Ministry of Gender spokesperson Fred Simwaka in an interview acknowledged the challenges which he blamed on poor funding. “We are doing our best to tackle illiteracy among the adults. Shortage of resources is our biggest drawback. What we need are more investors because the government cannot manage to bankroll the sector,” he said.
The way forward
While the Ministry of Gender and other players nail Adult Learning and Education (ALE) on training adults to read, write and count, DVV International which has invested massively in sustainable Adult Education structures wants the focus to be broadened.
DVV International Regional Director for Southern Africa, David Harrington, said: “Historically, ALE in Malawi has been viewed in a very narrow way as just literacy and numeracy (as sukulu za kwacha). We need to move away from this old-fashioned way of thinking.
“Literacy and numeracy are foundational skills but they need to be linked to practical knowledge and skills that people need and use in their daily lives.”
To redesign the ALE focus, DVV International says it is working with Government and Civil Society Organisations in the country to promote Integrated Adult Education.
“Through this approach, participants learn knowledge and skills in areas they need such as agriculture and entrepreneurship while simultaneously learning literacy and numeracy,” Harrington said.

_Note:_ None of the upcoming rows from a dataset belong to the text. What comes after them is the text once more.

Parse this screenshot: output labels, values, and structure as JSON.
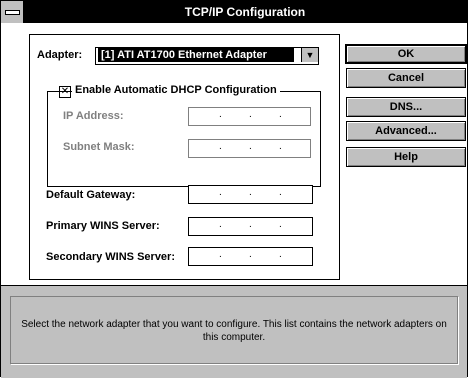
{
  "window": {
    "title": "TCP/IP Configuration"
  },
  "adapter": {
    "label": "Adapter:",
    "selected": "[1] ATI AT1700 Ethernet Adapter"
  },
  "dhcp": {
    "label": "Enable Automatic DHCP Configuration",
    "checked": true,
    "ip_label": "IP Address:",
    "subnet_label": "Subnet Mask:"
  },
  "fields": {
    "gateway_label": "Default Gateway:",
    "primary_wins_label": "Primary WINS Server:",
    "secondary_wins_label": "Secondary WINS Server:"
  },
  "buttons": {
    "ok": "OK",
    "cancel": "Cancel",
    "dns": "DNS...",
    "advanced": "Advanced...",
    "help": "Help"
  },
  "status": {
    "text": "Select the network adapter that you want to configure. This list contains the network adapters on this computer."
  },
  "icons": [
    "system-menu-icon",
    "dropdown-arrow-icon",
    "checkbox-icon"
  ],
  "colors": {
    "titlebar": "#000000",
    "dialog_bg": "#ffffff",
    "button_face": "#c0c0c0",
    "status_bg": "#c0c0c0"
  }
}
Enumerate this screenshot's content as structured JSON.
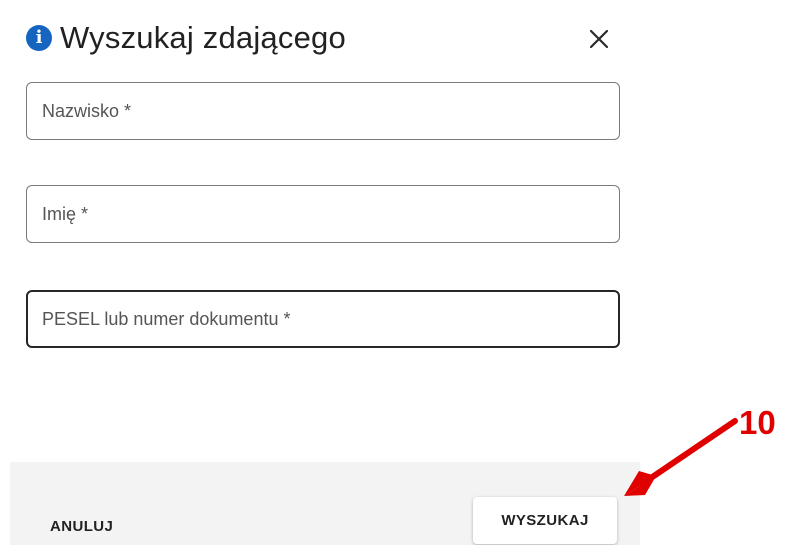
{
  "dialog": {
    "title": "Wyszukaj zdającego",
    "info_icon_glyph": "i",
    "close_icon": "close-icon",
    "accent_color": "#1565c0"
  },
  "form": {
    "fields": [
      {
        "placeholder": "Nazwisko *",
        "value": ""
      },
      {
        "placeholder": "Imię *",
        "value": ""
      },
      {
        "placeholder": "PESEL lub numer dokumentu *",
        "value": "",
        "focused": true
      }
    ]
  },
  "footer": {
    "cancel_label": "ANULUJ",
    "search_label": "WYSZUKAJ"
  },
  "annotation": {
    "number": "10",
    "color": "#e00000"
  }
}
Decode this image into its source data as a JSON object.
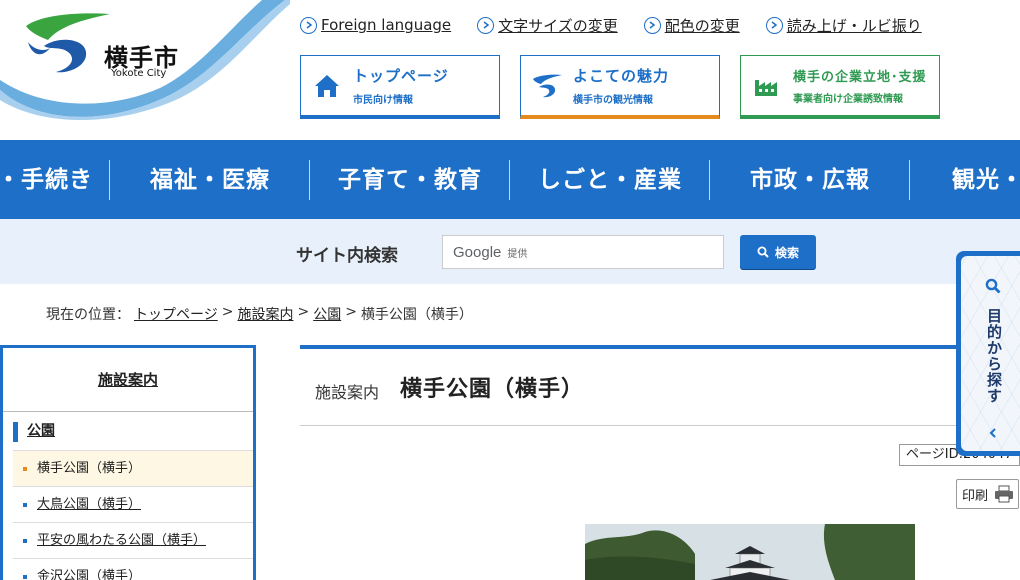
{
  "site": {
    "name": "横手市",
    "name_en": "Yokote City"
  },
  "utility_links": [
    {
      "label": "Foreign language"
    },
    {
      "label": "文字サイズの変更"
    },
    {
      "label": "配色の変更"
    },
    {
      "label": "読み上げ・ルビ振り"
    }
  ],
  "banners": [
    {
      "title": "トップページ",
      "sub": "市民向け情報",
      "icon": "house-icon"
    },
    {
      "title": "よこての魅力",
      "sub": "横手市の観光情報",
      "icon": "city-logo-icon"
    },
    {
      "title": "横手の企業立地･支援",
      "sub": "事業者向け企業誘致情報",
      "icon": "factory-icon"
    }
  ],
  "nav": [
    {
      "label": "・手続き"
    },
    {
      "label": "福祉・医療"
    },
    {
      "label": "子育て・教育"
    },
    {
      "label": "しごと・産業"
    },
    {
      "label": "市政・広報"
    },
    {
      "label": "観光・"
    }
  ],
  "search": {
    "label": "サイト内検索",
    "google": "Google",
    "provided": "提供",
    "button": "検索"
  },
  "breadcrumb": {
    "prefix": "現在の位置：",
    "items": [
      "トップページ",
      "施設案内",
      "公園"
    ],
    "separator": ">",
    "current": "横手公園（横手）"
  },
  "sidebar": {
    "title": "施設案内",
    "subtitle": "公園",
    "items": [
      {
        "label": "横手公園（横手）",
        "active": true
      },
      {
        "label": "大鳥公園（横手）",
        "active": false
      },
      {
        "label": "平安の風わたる公園（横手）",
        "active": false
      },
      {
        "label": "金沢公園（横手）",
        "active": false
      }
    ]
  },
  "main": {
    "category": "施設案内",
    "title": "横手公園（横手）"
  },
  "page_id": {
    "label": "ページID:204047"
  },
  "print": {
    "label": "印刷"
  },
  "side_tab": {
    "label": "目的から探す"
  },
  "colors": {
    "accent": "#1e6fc8",
    "orange": "#e68a1e",
    "green": "#2f9a52",
    "search_bg": "#e8f1fb"
  }
}
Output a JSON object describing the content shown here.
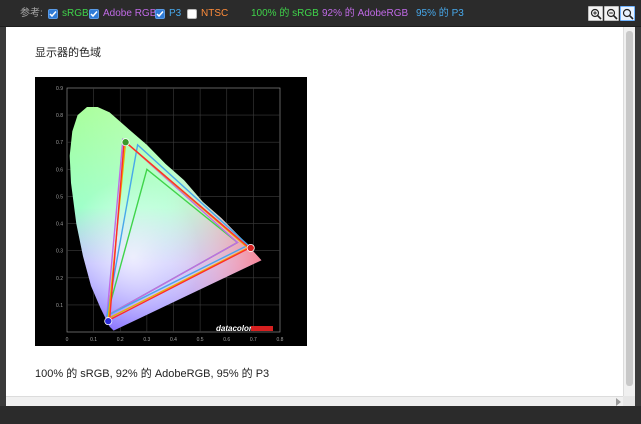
{
  "toolbar": {
    "reference_label": "参考:",
    "checkboxes": [
      {
        "label": "sRGB",
        "checked": true,
        "color": "#3fd44a"
      },
      {
        "label": "Adobe RGB",
        "checked": true,
        "color": "#c06ae6"
      },
      {
        "label": "P3",
        "checked": true,
        "color": "#47a8ea"
      },
      {
        "label": "NTSC",
        "checked": false,
        "color": "#ff8c3a"
      }
    ],
    "summaries": [
      {
        "text": "100% 的 sRGB",
        "color": "#3fd44a"
      },
      {
        "text": "92% 的 AdobeRGB",
        "color": "#c06ae6"
      },
      {
        "text": "95% 的 P3",
        "color": "#47a8ea"
      }
    ],
    "icons": [
      "zoom-in-icon",
      "zoom-out-icon",
      "zoom-fit-icon"
    ]
  },
  "content": {
    "title": "显示器的色域",
    "summary": "100% 的 sRGB, 92% 的 AdobeRGB, 95% 的 P3",
    "brand": "datacolor"
  },
  "chart_data": {
    "type": "scatter",
    "title": "",
    "xlabel": "",
    "ylabel": "",
    "x_ticks": [
      "0",
      "0.1",
      "0.2",
      "0.3",
      "0.4",
      "0.5",
      "0.6",
      "0.7",
      "0.8"
    ],
    "y_ticks": [
      "0.1",
      "0.2",
      "0.3",
      "0.4",
      "0.5",
      "0.6",
      "0.7",
      "0.8",
      "0.9"
    ],
    "xlim": [
      0,
      0.8
    ],
    "ylim": [
      0,
      0.9
    ],
    "grid": true,
    "series": [
      {
        "name": "sRGB",
        "color": "#3fd44a",
        "points": [
          [
            0.64,
            0.33
          ],
          [
            0.3,
            0.6
          ],
          [
            0.15,
            0.06
          ]
        ]
      },
      {
        "name": "Adobe RGB",
        "color": "#c06ae6",
        "points": [
          [
            0.64,
            0.33
          ],
          [
            0.21,
            0.71
          ],
          [
            0.15,
            0.06
          ]
        ]
      },
      {
        "name": "P3",
        "color": "#47a8ea",
        "points": [
          [
            0.68,
            0.32
          ],
          [
            0.265,
            0.69
          ],
          [
            0.15,
            0.06
          ]
        ]
      },
      {
        "name": "",
        "color": "#e8b400",
        "points": [
          [
            0.68,
            0.31
          ],
          [
            0.22,
            0.7
          ],
          [
            0.155,
            0.05
          ]
        ]
      },
      {
        "name": "",
        "color": "#ff2b2b",
        "points": [
          [
            0.685,
            0.31
          ],
          [
            0.215,
            0.705
          ],
          [
            0.16,
            0.045
          ]
        ]
      }
    ],
    "primaries": [
      {
        "name": "red",
        "x": 0.69,
        "y": 0.31,
        "color": "#d62020"
      },
      {
        "name": "green",
        "x": 0.22,
        "y": 0.7,
        "color": "#3a9a2a"
      },
      {
        "name": "blue",
        "x": 0.155,
        "y": 0.04,
        "color": "#2b2bd6"
      }
    ]
  }
}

According to the World Bank, smallholder farmers account for 80 percent of the country’s population but statistics show that 60 percent of them are illiterate. Extending the ALE reach to agriculture, as DVV International is bidding, could spur production and with that, the economy which is agro-based.
Government hopes for ALE success are tagged on the five-year policy which was rolled out in 2020 and the National Adult Literacy and Education Strategy which is just being formulated.
With these blueprints which expire in 2026, government and partners are bidding to enhance coordination and collaboration; access, relevance and quality; visibility and awareness and resource mobilisation.
Academic expert Limbani Nsapato however observes that without political will and coordination, implementation of such policies turns out to be a slippery task.
“Literacy programmes cut across several ministries including ministries of agriculture, labour, education etc, but there is little cooperation and political will at higher level of these ministries which makes it difficult to adequately implement policies and strategies,” he wrote in his paper: State of Adult Learning and Education in Malawi.
The United Nations championed Sustainable Development Goal number four challenges countries to “ensure inclusive and equitable quality education and promote life-long learning opportunities for all”
Target 4.6 of the goal explicitly tackles ALE, asking its member countries to "by 2030 ensure that all youth and a substantial proportion of adults, both men and women, achieve literacy and numeracy.”
Amidst the challenges haunting ALE programmes, doubts over the country’s capacity might, for much longer, hang in the air. It is now up to government, at this hinge point of history, to demonstrate that its policies and strategies are more than just printed words.
This article was first published in the Weekend Nation newspaper in Malawi.